**WHAT NEEDS TO BE DONE**
Find every line containing the string "this" in the data below, and report how many there are, with no other words.
————————
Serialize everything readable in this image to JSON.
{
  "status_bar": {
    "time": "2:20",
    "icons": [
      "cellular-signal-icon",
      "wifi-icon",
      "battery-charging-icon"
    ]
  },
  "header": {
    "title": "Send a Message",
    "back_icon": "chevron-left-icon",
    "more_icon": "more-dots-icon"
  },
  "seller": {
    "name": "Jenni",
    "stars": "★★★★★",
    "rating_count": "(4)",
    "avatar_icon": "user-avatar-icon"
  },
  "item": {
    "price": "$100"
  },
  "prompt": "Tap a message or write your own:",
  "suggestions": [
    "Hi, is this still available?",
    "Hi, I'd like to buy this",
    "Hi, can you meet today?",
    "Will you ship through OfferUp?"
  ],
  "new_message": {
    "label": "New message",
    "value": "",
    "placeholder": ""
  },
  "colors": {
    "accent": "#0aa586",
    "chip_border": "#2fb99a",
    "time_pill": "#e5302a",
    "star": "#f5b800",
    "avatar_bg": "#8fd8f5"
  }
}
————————
**THE COMPLETED TASK**
3